(EXCERPTED RECORDS)

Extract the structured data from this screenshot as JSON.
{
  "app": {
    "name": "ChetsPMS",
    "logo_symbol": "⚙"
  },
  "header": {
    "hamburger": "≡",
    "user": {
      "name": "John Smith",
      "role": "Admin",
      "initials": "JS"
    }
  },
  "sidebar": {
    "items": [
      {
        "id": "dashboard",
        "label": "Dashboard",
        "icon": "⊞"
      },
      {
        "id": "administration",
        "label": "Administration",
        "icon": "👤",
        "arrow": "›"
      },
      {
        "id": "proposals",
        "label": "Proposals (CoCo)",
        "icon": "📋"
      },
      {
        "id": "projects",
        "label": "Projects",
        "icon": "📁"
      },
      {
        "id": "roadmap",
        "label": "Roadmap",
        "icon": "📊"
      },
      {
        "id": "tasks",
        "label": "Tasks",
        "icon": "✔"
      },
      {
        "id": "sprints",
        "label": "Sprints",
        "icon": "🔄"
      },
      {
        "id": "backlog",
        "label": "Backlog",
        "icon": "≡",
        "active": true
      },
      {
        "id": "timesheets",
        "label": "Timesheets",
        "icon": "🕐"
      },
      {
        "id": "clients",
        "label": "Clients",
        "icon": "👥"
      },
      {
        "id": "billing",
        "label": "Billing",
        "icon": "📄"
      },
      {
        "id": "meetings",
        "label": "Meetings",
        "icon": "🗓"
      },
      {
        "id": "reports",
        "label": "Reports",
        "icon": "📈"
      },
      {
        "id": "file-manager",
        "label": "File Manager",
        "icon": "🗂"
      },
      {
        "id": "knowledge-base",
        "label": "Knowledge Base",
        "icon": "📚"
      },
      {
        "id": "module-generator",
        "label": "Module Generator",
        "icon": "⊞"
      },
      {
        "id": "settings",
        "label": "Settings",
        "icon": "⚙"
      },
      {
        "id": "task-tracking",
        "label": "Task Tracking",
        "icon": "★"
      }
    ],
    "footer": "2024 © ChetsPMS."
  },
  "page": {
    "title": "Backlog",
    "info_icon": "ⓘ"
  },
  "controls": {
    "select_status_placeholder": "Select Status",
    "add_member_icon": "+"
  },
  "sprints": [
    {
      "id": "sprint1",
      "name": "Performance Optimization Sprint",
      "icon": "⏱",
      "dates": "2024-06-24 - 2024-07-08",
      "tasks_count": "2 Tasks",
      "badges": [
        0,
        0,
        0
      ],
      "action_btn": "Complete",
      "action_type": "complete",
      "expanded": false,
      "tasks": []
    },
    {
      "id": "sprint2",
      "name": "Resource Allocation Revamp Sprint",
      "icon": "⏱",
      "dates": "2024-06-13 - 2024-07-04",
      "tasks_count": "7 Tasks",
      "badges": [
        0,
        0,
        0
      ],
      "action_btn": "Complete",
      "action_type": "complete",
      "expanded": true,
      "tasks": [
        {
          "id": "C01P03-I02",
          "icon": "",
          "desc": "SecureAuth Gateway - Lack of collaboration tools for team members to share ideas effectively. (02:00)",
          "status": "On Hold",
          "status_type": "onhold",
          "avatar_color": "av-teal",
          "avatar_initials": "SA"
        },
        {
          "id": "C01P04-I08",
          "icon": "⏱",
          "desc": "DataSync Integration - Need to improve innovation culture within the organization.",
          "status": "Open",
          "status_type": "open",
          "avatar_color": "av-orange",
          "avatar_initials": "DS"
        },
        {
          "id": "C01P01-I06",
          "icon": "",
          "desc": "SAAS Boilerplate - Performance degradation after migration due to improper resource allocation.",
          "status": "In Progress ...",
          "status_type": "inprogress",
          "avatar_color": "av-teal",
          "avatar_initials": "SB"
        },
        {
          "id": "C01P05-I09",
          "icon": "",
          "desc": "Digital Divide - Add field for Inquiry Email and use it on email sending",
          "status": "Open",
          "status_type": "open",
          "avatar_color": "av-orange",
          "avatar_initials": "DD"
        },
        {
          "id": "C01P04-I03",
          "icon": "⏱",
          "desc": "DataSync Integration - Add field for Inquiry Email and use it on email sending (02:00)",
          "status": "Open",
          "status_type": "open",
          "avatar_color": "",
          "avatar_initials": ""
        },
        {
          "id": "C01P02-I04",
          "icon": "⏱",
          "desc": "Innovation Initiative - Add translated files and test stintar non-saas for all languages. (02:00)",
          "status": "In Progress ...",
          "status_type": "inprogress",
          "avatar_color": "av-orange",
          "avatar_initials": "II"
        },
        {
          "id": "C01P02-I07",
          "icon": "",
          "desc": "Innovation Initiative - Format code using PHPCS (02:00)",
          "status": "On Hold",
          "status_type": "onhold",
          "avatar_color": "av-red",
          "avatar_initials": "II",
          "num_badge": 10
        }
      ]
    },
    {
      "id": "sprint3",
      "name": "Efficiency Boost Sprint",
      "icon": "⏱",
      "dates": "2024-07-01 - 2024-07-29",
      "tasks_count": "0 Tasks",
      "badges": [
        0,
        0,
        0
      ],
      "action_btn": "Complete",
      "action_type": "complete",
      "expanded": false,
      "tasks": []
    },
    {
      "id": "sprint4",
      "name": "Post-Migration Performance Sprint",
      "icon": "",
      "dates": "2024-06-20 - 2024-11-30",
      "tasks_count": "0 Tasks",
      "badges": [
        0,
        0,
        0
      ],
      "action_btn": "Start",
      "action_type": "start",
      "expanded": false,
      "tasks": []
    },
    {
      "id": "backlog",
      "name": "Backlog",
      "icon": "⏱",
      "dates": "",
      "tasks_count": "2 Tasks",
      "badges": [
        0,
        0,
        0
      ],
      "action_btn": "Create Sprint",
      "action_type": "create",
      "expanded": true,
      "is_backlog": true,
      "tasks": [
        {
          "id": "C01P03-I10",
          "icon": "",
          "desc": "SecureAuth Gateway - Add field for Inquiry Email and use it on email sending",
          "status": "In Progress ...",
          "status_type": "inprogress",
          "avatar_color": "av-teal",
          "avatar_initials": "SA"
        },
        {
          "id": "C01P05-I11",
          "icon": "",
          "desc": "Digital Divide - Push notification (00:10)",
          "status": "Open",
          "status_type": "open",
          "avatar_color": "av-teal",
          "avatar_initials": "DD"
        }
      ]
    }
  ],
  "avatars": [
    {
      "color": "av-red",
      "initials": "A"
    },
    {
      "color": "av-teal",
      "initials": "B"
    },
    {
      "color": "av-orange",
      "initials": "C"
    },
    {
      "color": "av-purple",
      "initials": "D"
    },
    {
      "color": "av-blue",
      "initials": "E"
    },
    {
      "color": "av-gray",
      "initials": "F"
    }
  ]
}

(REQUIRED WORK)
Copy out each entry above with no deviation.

(ANSWER TO THE PROBLEM)
Extract the structured data from this screenshot as JSON.
{
  "app": {
    "name": "ChetsPMS",
    "logo_symbol": "⚙"
  },
  "header": {
    "hamburger": "≡",
    "user": {
      "name": "John Smith",
      "role": "Admin",
      "initials": "JS"
    }
  },
  "sidebar": {
    "items": [
      {
        "id": "dashboard",
        "label": "Dashboard",
        "icon": "⊞"
      },
      {
        "id": "administration",
        "label": "Administration",
        "icon": "👤",
        "arrow": "›"
      },
      {
        "id": "proposals",
        "label": "Proposals (CoCo)",
        "icon": "📋"
      },
      {
        "id": "projects",
        "label": "Projects",
        "icon": "📁"
      },
      {
        "id": "roadmap",
        "label": "Roadmap",
        "icon": "📊"
      },
      {
        "id": "tasks",
        "label": "Tasks",
        "icon": "✔"
      },
      {
        "id": "sprints",
        "label": "Sprints",
        "icon": "🔄"
      },
      {
        "id": "backlog",
        "label": "Backlog",
        "icon": "≡",
        "active": true
      },
      {
        "id": "timesheets",
        "label": "Timesheets",
        "icon": "🕐"
      },
      {
        "id": "clients",
        "label": "Clients",
        "icon": "👥"
      },
      {
        "id": "billing",
        "label": "Billing",
        "icon": "📄"
      },
      {
        "id": "meetings",
        "label": "Meetings",
        "icon": "🗓"
      },
      {
        "id": "reports",
        "label": "Reports",
        "icon": "📈"
      },
      {
        "id": "file-manager",
        "label": "File Manager",
        "icon": "🗂"
      },
      {
        "id": "knowledge-base",
        "label": "Knowledge Base",
        "icon": "📚"
      },
      {
        "id": "module-generator",
        "label": "Module Generator",
        "icon": "⊞"
      },
      {
        "id": "settings",
        "label": "Settings",
        "icon": "⚙"
      },
      {
        "id": "task-tracking",
        "label": "Task Tracking",
        "icon": "★"
      }
    ],
    "footer": "2024 © ChetsPMS."
  },
  "page": {
    "title": "Backlog",
    "info_icon": "ⓘ"
  },
  "controls": {
    "select_status_placeholder": "Select Status",
    "add_member_icon": "+"
  },
  "sprints": [
    {
      "id": "sprint1",
      "name": "Performance Optimization Sprint",
      "icon": "⏱",
      "dates": "2024-06-24 - 2024-07-08",
      "tasks_count": "2 Tasks",
      "badges": [
        0,
        0,
        0
      ],
      "action_btn": "Complete",
      "action_type": "complete",
      "expanded": false,
      "tasks": []
    },
    {
      "id": "sprint2",
      "name": "Resource Allocation Revamp Sprint",
      "icon": "⏱",
      "dates": "2024-06-13 - 2024-07-04",
      "tasks_count": "7 Tasks",
      "badges": [
        0,
        0,
        0
      ],
      "action_btn": "Complete",
      "action_type": "complete",
      "expanded": true,
      "tasks": [
        {
          "id": "C01P03-I02",
          "icon": "",
          "desc": "SecureAuth Gateway - Lack of collaboration tools for team members to share ideas effectively. (02:00)",
          "status": "On Hold",
          "status_type": "onhold",
          "avatar_color": "av-teal",
          "avatar_initials": "SA"
        },
        {
          "id": "C01P04-I08",
          "icon": "⏱",
          "desc": "DataSync Integration - Need to improve innovation culture within the organization.",
          "status": "Open",
          "status_type": "open",
          "avatar_color": "av-orange",
          "avatar_initials": "DS"
        },
        {
          "id": "C01P01-I06",
          "icon": "",
          "desc": "SAAS Boilerplate - Performance degradation after migration due to improper resource allocation.",
          "status": "In Progress ...",
          "status_type": "inprogress",
          "avatar_color": "av-teal",
          "avatar_initials": "SB"
        },
        {
          "id": "C01P05-I09",
          "icon": "",
          "desc": "Digital Divide - Add field for Inquiry Email and use it on email sending",
          "status": "Open",
          "status_type": "open",
          "avatar_color": "av-orange",
          "avatar_initials": "DD"
        },
        {
          "id": "C01P04-I03",
          "icon": "⏱",
          "desc": "DataSync Integration - Add field for Inquiry Email and use it on email sending (02:00)",
          "status": "Open",
          "status_type": "open",
          "avatar_color": "",
          "avatar_initials": ""
        },
        {
          "id": "C01P02-I04",
          "icon": "⏱",
          "desc": "Innovation Initiative - Add translated files and test stintar non-saas for all languages. (02:00)",
          "status": "In Progress ...",
          "status_type": "inprogress",
          "avatar_color": "av-orange",
          "avatar_initials": "II"
        },
        {
          "id": "C01P02-I07",
          "icon": "",
          "desc": "Innovation Initiative - Format code using PHPCS (02:00)",
          "status": "On Hold",
          "status_type": "onhold",
          "avatar_color": "av-red",
          "avatar_initials": "II",
          "num_badge": 10
        }
      ]
    },
    {
      "id": "sprint3",
      "name": "Efficiency Boost Sprint",
      "icon": "⏱",
      "dates": "2024-07-01 - 2024-07-29",
      "tasks_count": "0 Tasks",
      "badges": [
        0,
        0,
        0
      ],
      "action_btn": "Complete",
      "action_type": "complete",
      "expanded": false,
      "tasks": []
    },
    {
      "id": "sprint4",
      "name": "Post-Migration Performance Sprint",
      "icon": "",
      "dates": "2024-06-20 - 2024-11-30",
      "tasks_count": "0 Tasks",
      "badges": [
        0,
        0,
        0
      ],
      "action_btn": "Start",
      "action_type": "start",
      "expanded": false,
      "tasks": []
    },
    {
      "id": "backlog",
      "name": "Backlog",
      "icon": "⏱",
      "dates": "",
      "tasks_count": "2 Tasks",
      "badges": [
        0,
        0,
        0
      ],
      "action_btn": "Create Sprint",
      "action_type": "create",
      "expanded": true,
      "is_backlog": true,
      "tasks": [
        {
          "id": "C01P03-I10",
          "icon": "",
          "desc": "SecureAuth Gateway - Add field for Inquiry Email and use it on email sending",
          "status": "In Progress ...",
          "status_type": "inprogress",
          "avatar_color": "av-teal",
          "avatar_initials": "SA"
        },
        {
          "id": "C01P05-I11",
          "icon": "",
          "desc": "Digital Divide - Push notification (00:10)",
          "status": "Open",
          "status_type": "open",
          "avatar_color": "av-teal",
          "avatar_initials": "DD"
        }
      ]
    }
  ],
  "avatars": [
    {
      "color": "av-red",
      "initials": "A"
    },
    {
      "color": "av-teal",
      "initials": "B"
    },
    {
      "color": "av-orange",
      "initials": "C"
    },
    {
      "color": "av-purple",
      "initials": "D"
    },
    {
      "color": "av-blue",
      "initials": "E"
    },
    {
      "color": "av-gray",
      "initials": "F"
    }
  ]
}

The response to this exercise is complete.